Patricia Heaton is back in harried mom territory as the star of this low-key family comedy.
Patricia Heaton is back in harried mom territory as the star of “The Middle,” a low-key family comedy whose title is a multifaceted reference to what the coastal elites like to call “the flyover states” as well as the struggling middle class. Seeking to tap into the customary fears that parents harbor, the single-camera pilot is neither distinctive nor consistently funny enough to stand apart from the ranks of TV’s great unwashed, despite Heaton’s game efforts.
“Somehow, the life had been sucked out of me,” Heaton’s Frankie Heck concludes in horror, comparing herself in the mirror to her driver’s-license photo, in the voiceover that runs throughout the pilot. The main culprits are her kids, of course, as well as a husband (“Scrubs’ ” Neil Flynn) who seems blase most of the time.
Living in Orson, Indiana, Frankie is the sort who will go the extra mile to do what’s best for her children. That includes, if necessary, detouring a test drive during her job at the local auto dealership into a curb-side school pickup, and squeezing into a sort-of Wonder Woman costume for “show and tell.”

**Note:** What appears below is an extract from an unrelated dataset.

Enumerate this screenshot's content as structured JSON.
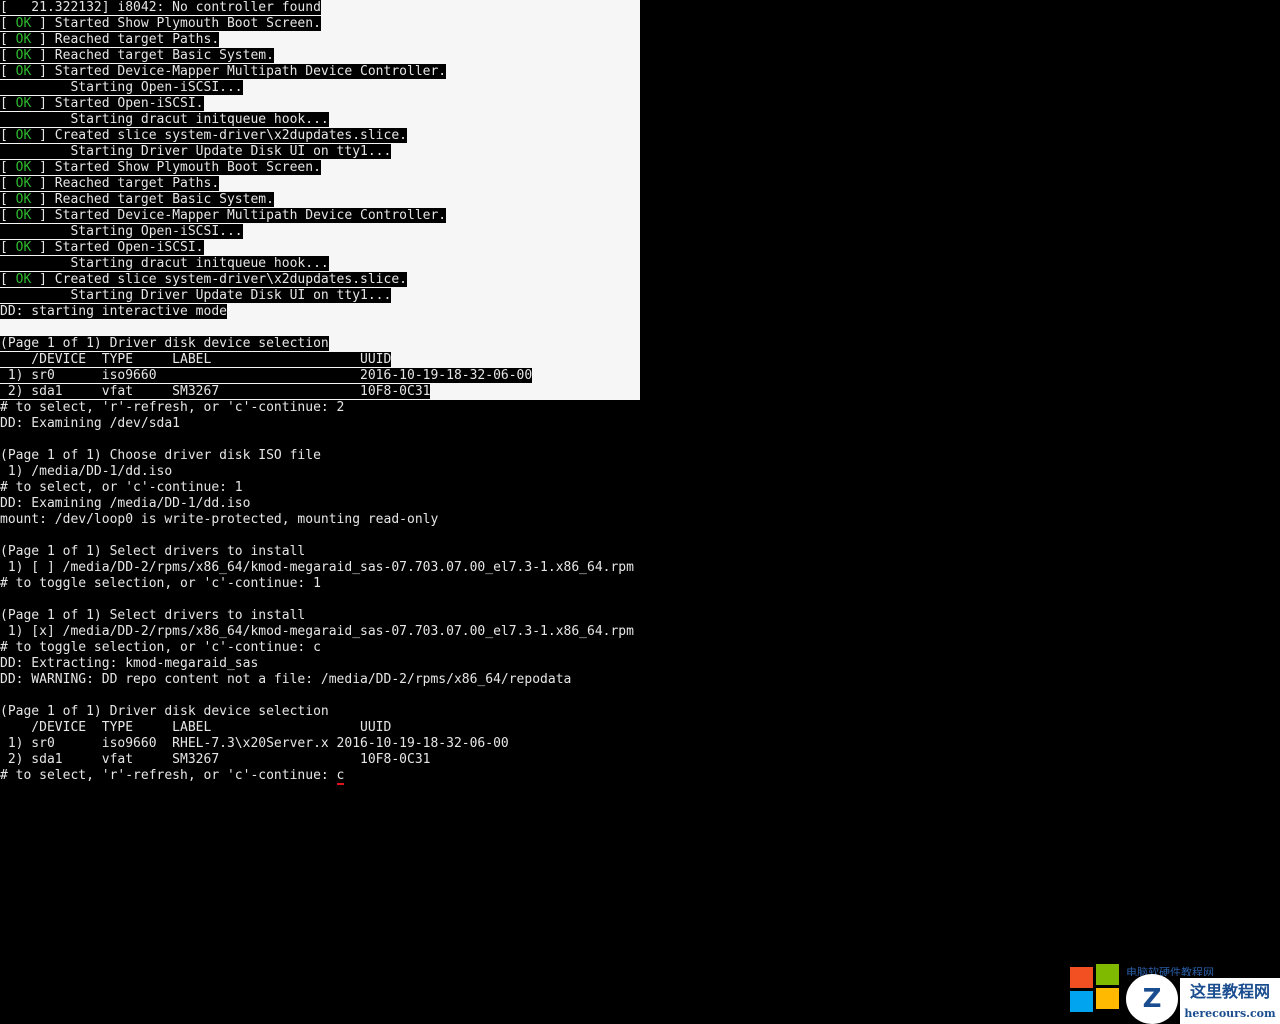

Frankie’s youngest son Brick (Atticus Shaffer) is a particularly eccentric type with a disconcerting habit of whispering to himself. Her older ones include a high-school age son (Charlie McDermott) who walks around in his underwear a lot, and a daughter (Eden Shur) whose attempts to fit in tend to yield flamboyantly disastrous results — in the premiere, by signing up for show choir. (Take that, “Glee.”)More than most sitcoms, “The Middle” has the bones of an independent film, except that the TV treatment blunts the rough edges. Initially, it’s not clear what this series (created by Eileen Heisler and DeAnn Heline) is genuinely about, other than giving Heaton a chance to don an outfit that fits her more comfortably than that superhero frock — namely, the eye-rolling mom she played in “Everybody Loves Raymond.”
Here, though, with the possible exception of moppet Shaffer — who sounds like a Catskills comic and might be just peculiar enough to warrant his own show — there’s simply not enough support to shoulder the load. (Chris Kattan plays a co-worker and Brian Doyle-Murray her gruff boss.)
ABC is betting on a lineup of proven sitcom talent (including Heaton’s “Back to You” co-star Kelsey Grammer, Ed O’Neill and Courteney Cox) in a bold gamble to establish a brand-new comedy block. In the wildly uneven quality of that quartet, “The Middle” appropriately falls somewhere in the middle, in a zone where the immediate challenge has less to do with being flown-over than flipped-away from.